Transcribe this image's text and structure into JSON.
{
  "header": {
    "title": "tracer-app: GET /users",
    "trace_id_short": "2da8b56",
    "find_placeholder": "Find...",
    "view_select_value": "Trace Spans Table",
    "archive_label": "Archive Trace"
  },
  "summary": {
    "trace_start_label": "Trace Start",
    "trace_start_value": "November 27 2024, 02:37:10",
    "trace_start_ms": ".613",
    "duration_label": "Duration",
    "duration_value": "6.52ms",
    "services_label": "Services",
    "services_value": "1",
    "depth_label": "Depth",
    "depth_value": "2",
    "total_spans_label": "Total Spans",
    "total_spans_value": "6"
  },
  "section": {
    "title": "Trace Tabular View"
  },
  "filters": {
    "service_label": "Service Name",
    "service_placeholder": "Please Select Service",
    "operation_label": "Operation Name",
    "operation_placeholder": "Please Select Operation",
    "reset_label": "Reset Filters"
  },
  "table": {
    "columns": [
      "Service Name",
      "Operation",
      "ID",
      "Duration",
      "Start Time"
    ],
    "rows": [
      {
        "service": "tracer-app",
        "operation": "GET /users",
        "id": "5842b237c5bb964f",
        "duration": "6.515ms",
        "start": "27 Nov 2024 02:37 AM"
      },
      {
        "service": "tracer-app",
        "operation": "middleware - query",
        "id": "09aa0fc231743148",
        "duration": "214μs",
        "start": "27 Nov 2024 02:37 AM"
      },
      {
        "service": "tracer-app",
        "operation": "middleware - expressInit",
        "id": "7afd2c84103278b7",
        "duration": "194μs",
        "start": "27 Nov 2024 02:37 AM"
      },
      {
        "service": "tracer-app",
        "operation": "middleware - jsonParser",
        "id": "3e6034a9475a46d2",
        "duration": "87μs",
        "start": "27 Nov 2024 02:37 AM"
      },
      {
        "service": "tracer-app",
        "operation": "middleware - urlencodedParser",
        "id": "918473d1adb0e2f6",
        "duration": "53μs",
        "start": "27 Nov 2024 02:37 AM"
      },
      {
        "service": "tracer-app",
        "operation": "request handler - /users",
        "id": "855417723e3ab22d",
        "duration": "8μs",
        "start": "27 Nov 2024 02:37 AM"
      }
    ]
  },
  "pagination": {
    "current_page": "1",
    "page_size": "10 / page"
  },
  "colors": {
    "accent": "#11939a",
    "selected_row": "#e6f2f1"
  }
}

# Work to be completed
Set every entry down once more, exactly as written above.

# Answer to the problem
Transcribe this image's text and structure into JSON.
{
  "header": {
    "title": "tracer-app: GET /users",
    "trace_id_short": "2da8b56",
    "find_placeholder": "Find...",
    "view_select_value": "Trace Spans Table",
    "archive_label": "Archive Trace"
  },
  "summary": {
    "trace_start_label": "Trace Start",
    "trace_start_value": "November 27 2024, 02:37:10",
    "trace_start_ms": ".613",
    "duration_label": "Duration",
    "duration_value": "6.52ms",
    "services_label": "Services",
    "services_value": "1",
    "depth_label": "Depth",
    "depth_value": "2",
    "total_spans_label": "Total Spans",
    "total_spans_value": "6"
  },
  "section": {
    "title": "Trace Tabular View"
  },
  "filters": {
    "service_label": "Service Name",
    "service_placeholder": "Please Select Service",
    "operation_label": "Operation Name",
    "operation_placeholder": "Please Select Operation",
    "reset_label": "Reset Filters"
  },
  "table": {
    "columns": [
      "Service Name",
      "Operation",
      "ID",
      "Duration",
      "Start Time"
    ],
    "rows": [
      {
        "service": "tracer-app",
        "operation": "GET /users",
        "id": "5842b237c5bb964f",
        "duration": "6.515ms",
        "start": "27 Nov 2024 02:37 AM"
      },
      {
        "service": "tracer-app",
        "operation": "middleware - query",
        "id": "09aa0fc231743148",
        "duration": "214μs",
        "start": "27 Nov 2024 02:37 AM"
      },
      {
        "service": "tracer-app",
        "operation": "middleware - expressInit",
        "id": "7afd2c84103278b7",
        "duration": "194μs",
        "start": "27 Nov 2024 02:37 AM"
      },
      {
        "service": "tracer-app",
        "operation": "middleware - jsonParser",
        "id": "3e6034a9475a46d2",
        "duration": "87μs",
        "start": "27 Nov 2024 02:37 AM"
      },
      {
        "service": "tracer-app",
        "operation": "middleware - urlencodedParser",
        "id": "918473d1adb0e2f6",
        "duration": "53μs",
        "start": "27 Nov 2024 02:37 AM"
      },
      {
        "service": "tracer-app",
        "operation": "request handler - /users",
        "id": "855417723e3ab22d",
        "duration": "8μs",
        "start": "27 Nov 2024 02:37 AM"
      }
    ]
  },
  "pagination": {
    "current_page": "1",
    "page_size": "10 / page"
  },
  "colors": {
    "accent": "#11939a",
    "selected_row": "#e6f2f1"
  }
}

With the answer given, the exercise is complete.